Sullivan’s contributions range from $500 from former Indianapolis mayor Bart Peterson to $5,000 from philanthropist Al Hubbard, who sponsors an IPS teaching award with his wife. Sullivan also received $2,000 from Hoosiers for Quality Education, $5,000 from the Indianapolis Board of Realtors, and nearly $19,000 in both direct and in-kind donations from the Indianapolis Chamber of Commerce’s advocacy arm.

But unsuccessful school board candidate Ramon Batts, who raised $582 throughout the entirety of the campaign, said he thought there was too much spending by the winning candidates.
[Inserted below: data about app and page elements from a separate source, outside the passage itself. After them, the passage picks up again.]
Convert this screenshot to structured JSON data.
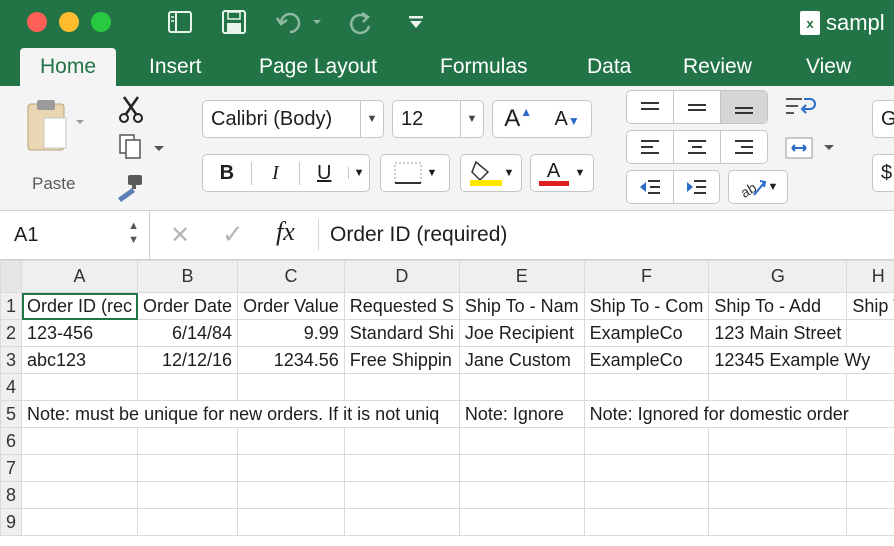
{
  "window": {
    "file_title": "sampl",
    "file_icon": "x"
  },
  "ribbon_tabs": [
    "Home",
    "Insert",
    "Page Layout",
    "Formulas",
    "Data",
    "Review",
    "View"
  ],
  "clipboard": {
    "paste_label": "Paste"
  },
  "font": {
    "family": "Calibri (Body)",
    "size": "12",
    "bold": "B",
    "italic": "I",
    "underline": "U",
    "grow": "A",
    "shrink": "A",
    "color_glyph": "A"
  },
  "formula_bar": {
    "cell_ref": "A1",
    "fx": "fx",
    "content": "Order ID (required)"
  },
  "columns": [
    "A",
    "B",
    "C",
    "D",
    "E",
    "F",
    "G",
    "H"
  ],
  "rows": [
    {
      "n": "1",
      "cells": [
        "Order ID (rec",
        "Order Date",
        "Order Value",
        "Requested S",
        "Ship To - Nam",
        "Ship To - Com",
        "Ship To - Add",
        "Ship T"
      ]
    },
    {
      "n": "2",
      "cells": [
        "123-456",
        "6/14/84",
        "9.99",
        "Standard Shi",
        "Joe Recipient",
        "ExampleCo",
        "123 Main Street",
        ""
      ]
    },
    {
      "n": "3",
      "cells": [
        "abc123",
        "12/12/16",
        "1234.56",
        "Free Shippin",
        "Jane Custom",
        "ExampleCo",
        "12345 Example Wy",
        ""
      ]
    },
    {
      "n": "4",
      "cells": [
        "",
        "",
        "",
        "",
        "",
        "",
        "",
        ""
      ]
    },
    {
      "n": "5",
      "cells": [
        "Note: must be unique for new orders. If it is not uniq",
        "",
        "",
        "",
        "Note: Ignore",
        "Note: Ignored for domestic order",
        "",
        ""
      ]
    },
    {
      "n": "6",
      "cells": [
        "",
        "",
        "",
        "",
        "",
        "",
        "",
        ""
      ]
    },
    {
      "n": "7",
      "cells": [
        "",
        "",
        "",
        "",
        "",
        "",
        "",
        ""
      ]
    },
    {
      "n": "8",
      "cells": [
        "",
        "",
        "",
        "",
        "",
        "",
        "",
        ""
      ]
    },
    {
      "n": "9",
      "cells": [
        "",
        "",
        "",
        "",
        "",
        "",
        "",
        ""
      ]
    }
  ],
  "colors": {
    "excel_green": "#227447",
    "selection": "#227447",
    "highlight_yellow": "#ffe600",
    "font_red": "#e02020"
  }
}
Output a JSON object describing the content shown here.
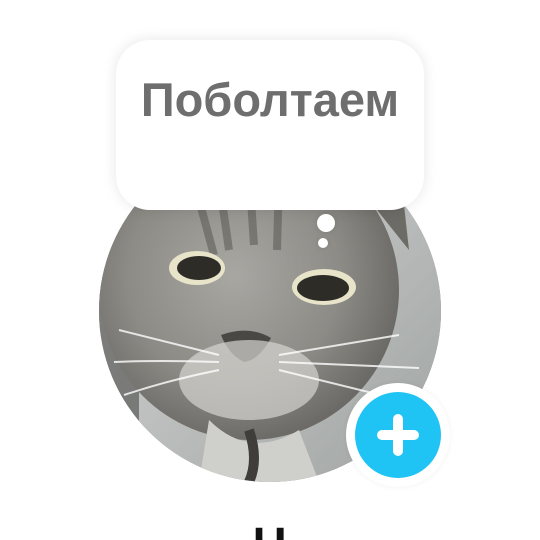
{
  "bubble": {
    "text": "Поболтаем"
  },
  "profile": {
    "name": "Ч"
  },
  "add_button": {
    "icon": "plus-icon"
  },
  "colors": {
    "accent": "#20c4f4",
    "bubble_text": "#6e6e6e",
    "background": "#ffffff"
  }
}
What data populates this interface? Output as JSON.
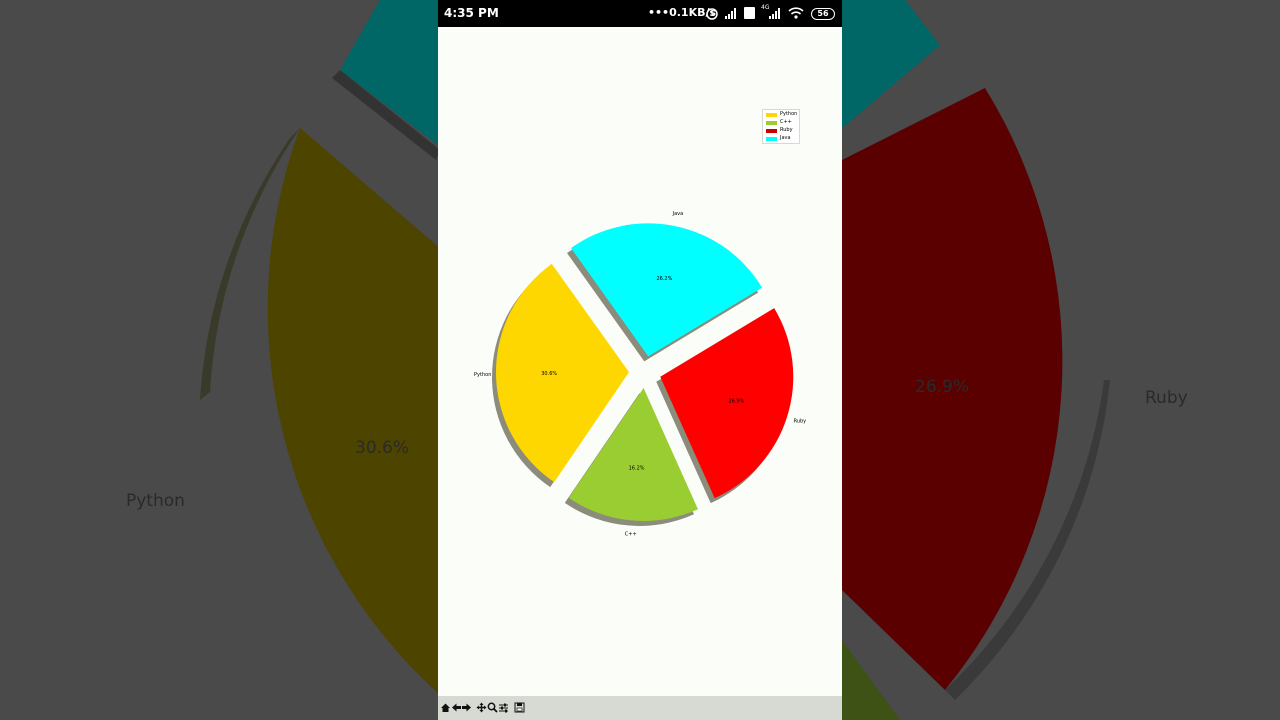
{
  "status_bar": {
    "time": "4:35 PM",
    "network_speed": "0.1KB/s",
    "network_type": "4G",
    "battery": "56"
  },
  "chart_data": {
    "type": "pie",
    "categories": [
      "Python",
      "C++",
      "Ruby",
      "Java"
    ],
    "values": [
      30.6,
      16.2,
      26.9,
      26.2
    ],
    "value_labels": [
      "30.6%",
      "16.2%",
      "26.9%",
      "26.2%"
    ],
    "colors": [
      "#ffd700",
      "#9acd32",
      "#ff0000",
      "#00ffff"
    ],
    "shadow": true,
    "exploded": true,
    "legend_position": "upper-right",
    "title": ""
  },
  "background": {
    "labels": [
      {
        "text": "Python"
      },
      {
        "text": "30.6%"
      },
      {
        "text": "26.9%"
      },
      {
        "text": "Ruby"
      }
    ]
  },
  "toolbar": {
    "icons": [
      "home-icon",
      "back-icon",
      "forward-icon",
      "pan-icon",
      "zoom-icon",
      "configure-icon",
      "save-icon"
    ]
  }
}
Batts earned 9 percent of the vote while losing to Sullivan.

“I think it’s absolutely ridiculous,” Batts said. “I hope that they do the right thing for the children, and not for all the people that gave them the money.”

Also defeated by Sullivan were Butler University instructor Josh Owens, who raised $2,708 last year, and Light of the World Christian Church Pastor David Hampton, who has not yet filed a final report with the Marion County Election Board. Hampton’s pre-election reports listed at least $29,000 in contributions.

Echols, a charter school dean, raised $65,028 to oust longtime board member Michael Brown from his seat serving the Northwest side. Notable contributions to Echols’ campaign include $7,000 from a Political Action Committee called Leadership for Educational Equity, which received most of its contributions from former New York City Mayor Michael Bloomberg. She also received $5,000 from Intel Corp. founder and Teach for America board member Arthur Rock.

Bentley, who returned to the board in January after a four-year absence, raised $52,677 to defeat Samantha Adair-White and charter school dean James Turner, another challenger. Neither Adair-White, who had raised $1,100 by the pre-election filing deadline, nor Turner filed final reports by the deadline.

Notable contributions to Bentley’s campaign include $750 from Friedman Foundation for Educational Choice CEO Robert Enlow and $200 from The Mind Trust CEO David Harris, along with sizable in-kind donations from the Indianapolis Chamber of Commerce.

“If you don’t reach the voters, they’re going in and voting blind,” Bentley said. “I’m not sure that’s a good way to elect school board members or anybody else for that matter. Virtually all the money I raised was used to reach voters.”

But Sullivan, less than a month into her four-year term overseeing the city’s schools, said she acknowledges that campaign dollars overall could be better put to use.

“I would rather see resources go to other places than PR and mailers and all of that,” Sullivan said. “However, that’s the system we have. Until we change that, an important quality to be a candidate is your ability to fund-raise.”